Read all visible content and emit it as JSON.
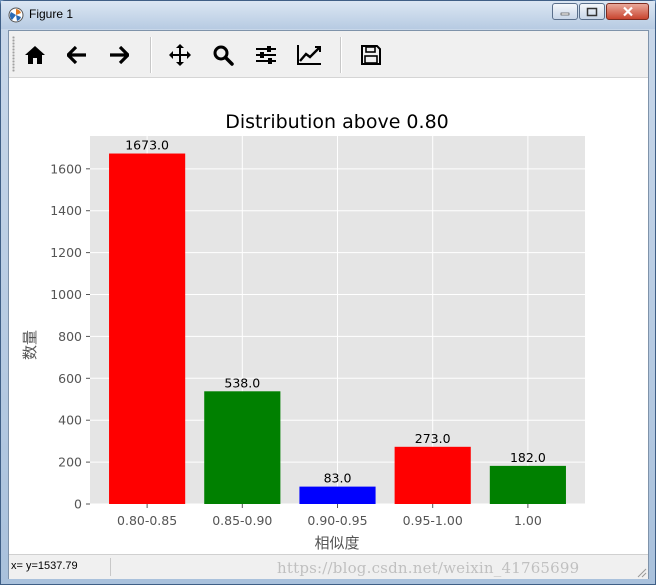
{
  "window": {
    "title": "Figure 1"
  },
  "toolbar": {
    "buttons": [
      {
        "name": "home-button",
        "icon": "home-icon"
      },
      {
        "name": "back-button",
        "icon": "arrow-left-icon"
      },
      {
        "name": "forward-button",
        "icon": "arrow-right-icon"
      },
      {
        "name": "pan-button",
        "icon": "move-icon"
      },
      {
        "name": "zoom-button",
        "icon": "magnifier-icon"
      },
      {
        "name": "subplots-button",
        "icon": "sliders-icon"
      },
      {
        "name": "edit-axis-button",
        "icon": "line-chart-icon"
      },
      {
        "name": "save-button",
        "icon": "floppy-disk-icon"
      }
    ]
  },
  "status": {
    "coords": "x= y=1537.79",
    "watermark": "https://blog.csdn.net/weixin_41765699"
  },
  "colors": {
    "red": "#ff0000",
    "green": "#008000",
    "blue": "#0000ff",
    "axes_bg": "#e5e5e5",
    "grid": "#ffffff"
  },
  "chart_data": {
    "type": "bar",
    "title": "Distribution above 0.80",
    "xlabel": "相似度",
    "ylabel": "数量",
    "categories": [
      "0.80-0.85",
      "0.85-0.90",
      "0.90-0.95",
      "0.95-1.00",
      "1.00"
    ],
    "values": [
      1673,
      538,
      83,
      273,
      182
    ],
    "data_labels": [
      "1673.0",
      "538.0",
      "83.0",
      "273.0",
      "182.0"
    ],
    "bar_colors": [
      "#ff0000",
      "#008000",
      "#0000ff",
      "#ff0000",
      "#008000"
    ],
    "yticks": [
      0,
      200,
      400,
      600,
      800,
      1000,
      1200,
      1400,
      1600
    ],
    "ylim": [
      0,
      1756.65
    ],
    "grid": true,
    "style": "ggplot"
  }
}
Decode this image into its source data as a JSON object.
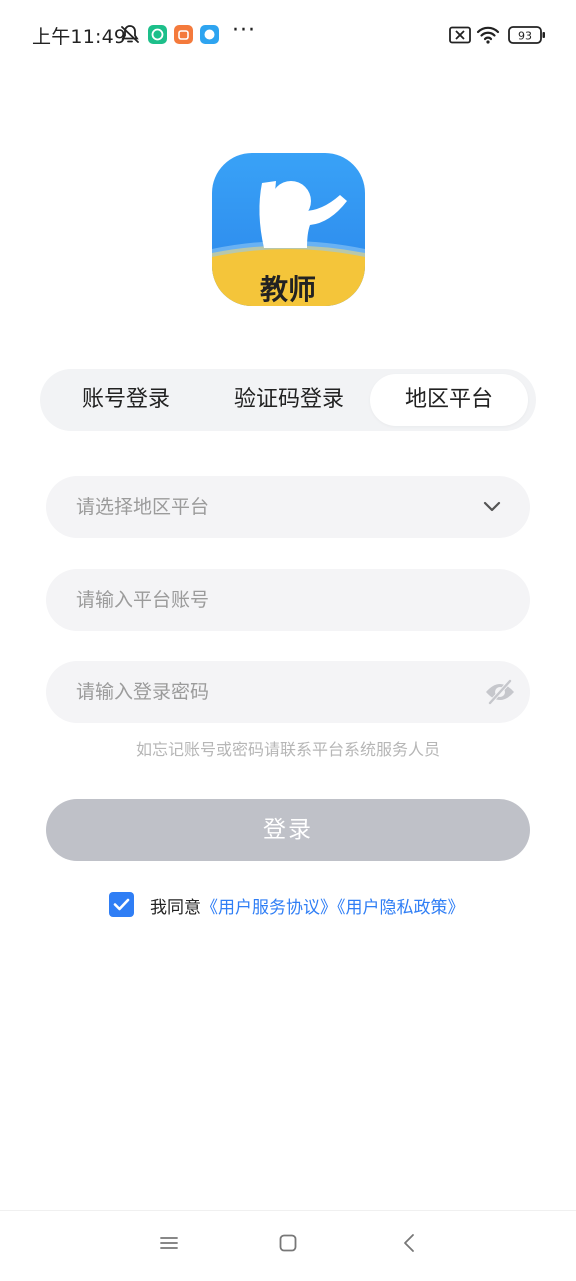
{
  "status_bar": {
    "time": "上午11:49",
    "more": "···",
    "battery": "93",
    "icons": [
      "mute-bell-icon",
      "green-app-icon",
      "orange-app-icon",
      "blue-app-icon",
      "sim-off-icon",
      "wifi-icon",
      "battery-icon"
    ]
  },
  "logo": {
    "text": "教师",
    "colors": {
      "blue": "#2e8ff0",
      "yellow": "#f4c53a"
    }
  },
  "tabs": [
    {
      "label": "账号登录",
      "active": false
    },
    {
      "label": "验证码登录",
      "active": false
    },
    {
      "label": "地区平台",
      "active": true
    }
  ],
  "form": {
    "region_placeholder": "请选择地区平台",
    "account_placeholder": "请输入平台账号",
    "password_placeholder": "请输入登录密码",
    "hint": "如忘记账号或密码请联系平台系统服务人员",
    "login_label": "登录"
  },
  "agreement": {
    "checked": true,
    "prefix": "我同意",
    "service_link": "《用户服务协议》",
    "privacy_link": "《用户隐私政策》"
  },
  "colors": {
    "accent": "#2f7ef5",
    "button_disabled": "#bfc1c8",
    "field_bg": "#f4f4f6"
  }
}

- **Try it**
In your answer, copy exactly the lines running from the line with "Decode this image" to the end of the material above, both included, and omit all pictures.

- **Answer section**
Decode this image into its source data as a JSON object.
{
  "status_bar": {
    "time": "上午11:49",
    "more": "···",
    "battery": "93",
    "icons": [
      "mute-bell-icon",
      "green-app-icon",
      "orange-app-icon",
      "blue-app-icon",
      "sim-off-icon",
      "wifi-icon",
      "battery-icon"
    ]
  },
  "logo": {
    "text": "教师",
    "colors": {
      "blue": "#2e8ff0",
      "yellow": "#f4c53a"
    }
  },
  "tabs": [
    {
      "label": "账号登录",
      "active": false
    },
    {
      "label": "验证码登录",
      "active": false
    },
    {
      "label": "地区平台",
      "active": true
    }
  ],
  "form": {
    "region_placeholder": "请选择地区平台",
    "account_placeholder": "请输入平台账号",
    "password_placeholder": "请输入登录密码",
    "hint": "如忘记账号或密码请联系平台系统服务人员",
    "login_label": "登录"
  },
  "agreement": {
    "checked": true,
    "prefix": "我同意",
    "service_link": "《用户服务协议》",
    "privacy_link": "《用户隐私政策》"
  },
  "colors": {
    "accent": "#2f7ef5",
    "button_disabled": "#bfc1c8",
    "field_bg": "#f4f4f6"
  }
}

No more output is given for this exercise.